Eleven-year-old Jolene was last seen on August 26, 1986 in Scranton, Pennsylvania, walking on north Washington Avenue towards her home (which was located in the 1300 block of that street)
Jolene had visited her mother at Mercy Hospital and was planning on spending the night at a female friend's house on Myrtle Street. She may have entered an unidentified light yellow car approximately one block from her family's residence.
Jolene has never been seen again and authorities believe that she was abducted by a non-family member.
A man named Frank Osellanie is considered a possible suspect in Jolene's case; he was convicted of kidnapping, raping and murdering a nine-year-old Scranton girl in 1990 and has been in prison ever since. He is also considered a person of interest in several other cases, including the 1978 disappearance of a 22-year-old woman named Joanne Williams.
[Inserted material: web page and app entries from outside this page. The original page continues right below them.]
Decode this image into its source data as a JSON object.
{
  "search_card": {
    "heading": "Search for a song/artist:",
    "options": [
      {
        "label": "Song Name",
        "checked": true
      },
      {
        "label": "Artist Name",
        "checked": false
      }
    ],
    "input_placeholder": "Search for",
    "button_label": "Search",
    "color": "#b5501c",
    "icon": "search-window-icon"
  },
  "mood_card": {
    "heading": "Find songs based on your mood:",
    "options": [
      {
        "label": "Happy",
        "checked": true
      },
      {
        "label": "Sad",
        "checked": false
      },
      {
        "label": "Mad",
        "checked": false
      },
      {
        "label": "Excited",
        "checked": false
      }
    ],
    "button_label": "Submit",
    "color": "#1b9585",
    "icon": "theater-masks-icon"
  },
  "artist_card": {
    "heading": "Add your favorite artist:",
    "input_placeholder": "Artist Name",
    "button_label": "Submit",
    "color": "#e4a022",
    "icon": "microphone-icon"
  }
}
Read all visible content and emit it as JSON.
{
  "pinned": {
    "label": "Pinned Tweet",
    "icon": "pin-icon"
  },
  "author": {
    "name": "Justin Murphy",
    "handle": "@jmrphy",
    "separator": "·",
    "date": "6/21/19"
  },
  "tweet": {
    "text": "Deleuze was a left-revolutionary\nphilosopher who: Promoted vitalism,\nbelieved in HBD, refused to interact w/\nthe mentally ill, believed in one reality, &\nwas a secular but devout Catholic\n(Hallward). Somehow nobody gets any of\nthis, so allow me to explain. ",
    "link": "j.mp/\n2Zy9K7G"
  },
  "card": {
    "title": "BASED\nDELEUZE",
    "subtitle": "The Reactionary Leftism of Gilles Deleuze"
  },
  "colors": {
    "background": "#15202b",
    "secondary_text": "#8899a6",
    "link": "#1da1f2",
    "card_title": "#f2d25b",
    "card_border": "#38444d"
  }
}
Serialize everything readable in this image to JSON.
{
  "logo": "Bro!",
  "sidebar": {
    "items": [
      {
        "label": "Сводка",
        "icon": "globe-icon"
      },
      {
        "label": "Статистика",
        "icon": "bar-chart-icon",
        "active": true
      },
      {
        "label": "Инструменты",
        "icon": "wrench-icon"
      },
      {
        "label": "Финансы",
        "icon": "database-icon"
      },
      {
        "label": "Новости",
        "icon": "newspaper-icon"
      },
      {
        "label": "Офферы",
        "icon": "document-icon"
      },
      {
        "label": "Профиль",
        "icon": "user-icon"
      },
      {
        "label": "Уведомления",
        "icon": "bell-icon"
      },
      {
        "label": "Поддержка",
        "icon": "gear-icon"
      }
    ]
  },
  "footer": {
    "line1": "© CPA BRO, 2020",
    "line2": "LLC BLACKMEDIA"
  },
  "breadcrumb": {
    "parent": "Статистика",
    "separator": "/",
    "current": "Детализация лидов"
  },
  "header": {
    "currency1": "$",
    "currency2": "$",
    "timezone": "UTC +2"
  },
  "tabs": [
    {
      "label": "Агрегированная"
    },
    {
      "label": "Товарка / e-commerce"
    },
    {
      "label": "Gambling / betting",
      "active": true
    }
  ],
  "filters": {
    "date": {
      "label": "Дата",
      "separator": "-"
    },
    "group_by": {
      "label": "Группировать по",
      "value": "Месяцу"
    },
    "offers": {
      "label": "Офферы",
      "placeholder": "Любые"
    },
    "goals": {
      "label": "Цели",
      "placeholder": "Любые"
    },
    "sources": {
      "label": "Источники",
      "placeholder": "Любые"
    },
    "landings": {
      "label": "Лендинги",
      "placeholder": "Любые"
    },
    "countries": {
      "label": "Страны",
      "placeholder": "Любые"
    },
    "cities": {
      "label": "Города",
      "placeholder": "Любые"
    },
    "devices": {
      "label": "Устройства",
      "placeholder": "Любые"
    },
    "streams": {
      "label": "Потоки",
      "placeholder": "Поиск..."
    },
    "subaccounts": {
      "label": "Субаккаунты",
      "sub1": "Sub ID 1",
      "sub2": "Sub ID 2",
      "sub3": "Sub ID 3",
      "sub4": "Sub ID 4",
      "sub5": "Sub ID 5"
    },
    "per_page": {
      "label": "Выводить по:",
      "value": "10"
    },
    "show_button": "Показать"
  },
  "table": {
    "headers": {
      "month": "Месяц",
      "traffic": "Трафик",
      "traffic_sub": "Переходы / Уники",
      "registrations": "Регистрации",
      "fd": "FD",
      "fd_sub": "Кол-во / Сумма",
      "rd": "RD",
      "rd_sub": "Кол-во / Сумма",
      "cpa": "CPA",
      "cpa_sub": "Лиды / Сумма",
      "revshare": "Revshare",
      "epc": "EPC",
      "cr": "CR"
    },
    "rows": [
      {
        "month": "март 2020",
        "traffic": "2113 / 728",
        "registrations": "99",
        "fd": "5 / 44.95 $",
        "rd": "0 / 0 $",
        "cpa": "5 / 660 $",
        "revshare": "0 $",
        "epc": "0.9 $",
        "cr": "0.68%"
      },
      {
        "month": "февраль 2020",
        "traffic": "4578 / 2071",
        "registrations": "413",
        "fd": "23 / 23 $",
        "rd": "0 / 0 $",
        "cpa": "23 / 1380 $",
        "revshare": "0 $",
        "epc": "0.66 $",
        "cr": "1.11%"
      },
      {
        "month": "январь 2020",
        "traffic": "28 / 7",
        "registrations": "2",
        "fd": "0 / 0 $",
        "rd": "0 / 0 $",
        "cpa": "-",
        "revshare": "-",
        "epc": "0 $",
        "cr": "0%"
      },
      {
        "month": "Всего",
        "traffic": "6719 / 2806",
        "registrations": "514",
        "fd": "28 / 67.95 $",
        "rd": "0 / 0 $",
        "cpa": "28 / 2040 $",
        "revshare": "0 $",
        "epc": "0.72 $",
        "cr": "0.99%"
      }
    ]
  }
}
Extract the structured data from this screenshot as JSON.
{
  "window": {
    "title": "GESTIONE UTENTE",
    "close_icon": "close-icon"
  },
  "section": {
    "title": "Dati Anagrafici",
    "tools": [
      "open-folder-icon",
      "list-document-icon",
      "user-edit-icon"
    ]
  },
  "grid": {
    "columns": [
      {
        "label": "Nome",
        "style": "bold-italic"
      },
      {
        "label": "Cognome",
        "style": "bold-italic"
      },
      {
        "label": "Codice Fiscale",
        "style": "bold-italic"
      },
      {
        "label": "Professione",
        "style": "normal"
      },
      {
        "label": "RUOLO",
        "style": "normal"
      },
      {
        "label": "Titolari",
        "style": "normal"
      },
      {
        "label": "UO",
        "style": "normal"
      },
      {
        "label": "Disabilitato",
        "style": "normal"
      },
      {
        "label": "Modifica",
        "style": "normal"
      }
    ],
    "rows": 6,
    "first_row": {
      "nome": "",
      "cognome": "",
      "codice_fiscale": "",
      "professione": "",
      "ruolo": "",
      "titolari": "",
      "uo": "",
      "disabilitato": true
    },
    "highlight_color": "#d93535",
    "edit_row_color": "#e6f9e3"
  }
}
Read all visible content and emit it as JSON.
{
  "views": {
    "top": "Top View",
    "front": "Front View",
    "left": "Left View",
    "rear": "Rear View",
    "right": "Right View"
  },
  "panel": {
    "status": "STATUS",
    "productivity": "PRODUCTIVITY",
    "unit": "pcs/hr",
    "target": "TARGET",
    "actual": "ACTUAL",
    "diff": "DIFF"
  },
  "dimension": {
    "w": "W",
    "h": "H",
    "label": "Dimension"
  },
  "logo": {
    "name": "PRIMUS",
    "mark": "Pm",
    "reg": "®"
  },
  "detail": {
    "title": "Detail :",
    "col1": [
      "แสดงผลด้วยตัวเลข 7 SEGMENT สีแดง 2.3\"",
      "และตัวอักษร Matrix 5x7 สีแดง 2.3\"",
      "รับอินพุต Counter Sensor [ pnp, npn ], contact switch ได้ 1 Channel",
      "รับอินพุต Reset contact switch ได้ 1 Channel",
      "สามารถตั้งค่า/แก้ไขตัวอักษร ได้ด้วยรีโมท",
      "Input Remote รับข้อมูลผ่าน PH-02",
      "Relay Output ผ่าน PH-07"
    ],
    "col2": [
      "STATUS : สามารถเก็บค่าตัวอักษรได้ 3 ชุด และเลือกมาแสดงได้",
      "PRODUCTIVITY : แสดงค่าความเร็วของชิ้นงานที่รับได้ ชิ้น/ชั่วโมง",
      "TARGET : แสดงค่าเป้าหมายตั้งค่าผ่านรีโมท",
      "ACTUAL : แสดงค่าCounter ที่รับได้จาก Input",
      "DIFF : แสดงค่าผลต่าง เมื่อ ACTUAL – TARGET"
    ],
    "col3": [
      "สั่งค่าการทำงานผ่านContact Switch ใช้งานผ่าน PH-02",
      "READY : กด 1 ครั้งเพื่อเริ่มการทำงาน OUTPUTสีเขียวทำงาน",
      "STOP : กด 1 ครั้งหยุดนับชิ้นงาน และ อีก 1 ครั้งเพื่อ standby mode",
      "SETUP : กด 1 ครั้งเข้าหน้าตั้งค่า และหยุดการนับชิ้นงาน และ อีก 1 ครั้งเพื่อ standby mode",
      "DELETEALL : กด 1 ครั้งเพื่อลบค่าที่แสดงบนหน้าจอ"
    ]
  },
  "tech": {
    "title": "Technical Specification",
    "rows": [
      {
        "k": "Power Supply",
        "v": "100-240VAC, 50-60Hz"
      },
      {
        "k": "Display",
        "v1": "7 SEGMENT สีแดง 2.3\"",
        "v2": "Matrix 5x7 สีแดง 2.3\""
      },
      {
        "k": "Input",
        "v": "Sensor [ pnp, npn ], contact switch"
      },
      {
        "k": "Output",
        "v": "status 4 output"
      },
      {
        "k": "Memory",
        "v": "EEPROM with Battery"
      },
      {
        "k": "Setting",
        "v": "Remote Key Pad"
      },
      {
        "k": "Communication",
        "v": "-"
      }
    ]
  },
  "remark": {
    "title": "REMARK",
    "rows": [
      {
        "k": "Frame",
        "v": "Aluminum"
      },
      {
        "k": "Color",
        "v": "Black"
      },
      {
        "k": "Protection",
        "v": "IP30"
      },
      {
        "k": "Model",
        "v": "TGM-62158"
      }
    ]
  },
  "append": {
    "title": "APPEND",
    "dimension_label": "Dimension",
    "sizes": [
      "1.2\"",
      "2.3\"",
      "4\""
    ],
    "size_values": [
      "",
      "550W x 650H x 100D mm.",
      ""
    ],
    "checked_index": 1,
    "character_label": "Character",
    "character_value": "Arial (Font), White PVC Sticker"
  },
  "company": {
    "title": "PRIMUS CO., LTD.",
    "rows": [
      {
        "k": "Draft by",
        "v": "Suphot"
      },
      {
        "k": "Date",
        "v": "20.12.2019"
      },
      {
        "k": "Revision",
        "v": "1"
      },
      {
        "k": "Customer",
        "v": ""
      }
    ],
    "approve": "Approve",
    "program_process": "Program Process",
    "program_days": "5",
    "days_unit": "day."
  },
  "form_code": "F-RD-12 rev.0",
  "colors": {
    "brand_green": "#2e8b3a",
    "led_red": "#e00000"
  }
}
Osellanie admitted to knowing who Jolene was and said that she sometimes visited his auto shop and he gave her rides home. However, he maintains his innocence in her disappearance and investigators are not sure whether he was involved in it.
Jolene's parents are divorced; she had not seen her father for three years prior to her disappearance and he wasn't notified of her abduction for seven months afterwards. Her mother moved away from Scranton shortly after Jolene's disappearance and she now lives in Oxford, New York.
As of 2018, Jolene's case remains unsolved.
Jolene is described as a Caucasian female with brown to blonde hair, brown eyes, is between 4'9 - 5'0 and weighs 80 pounds.
She had a small, slight build at the time of her disappearance and looked much younger than her age. She had long fingernails at the time of her disappearance; she also wore children's size 14 clothes and size 8 shoes in 1986. Her female family members are all short, and she may be also.
Jolene was last seen wearing a white shirt with purple trim & a tie front, dark blue sweatpants, and brown sandals with straps.
She has a long history of illnesses (particularly pneumonia) and may still be susceptible.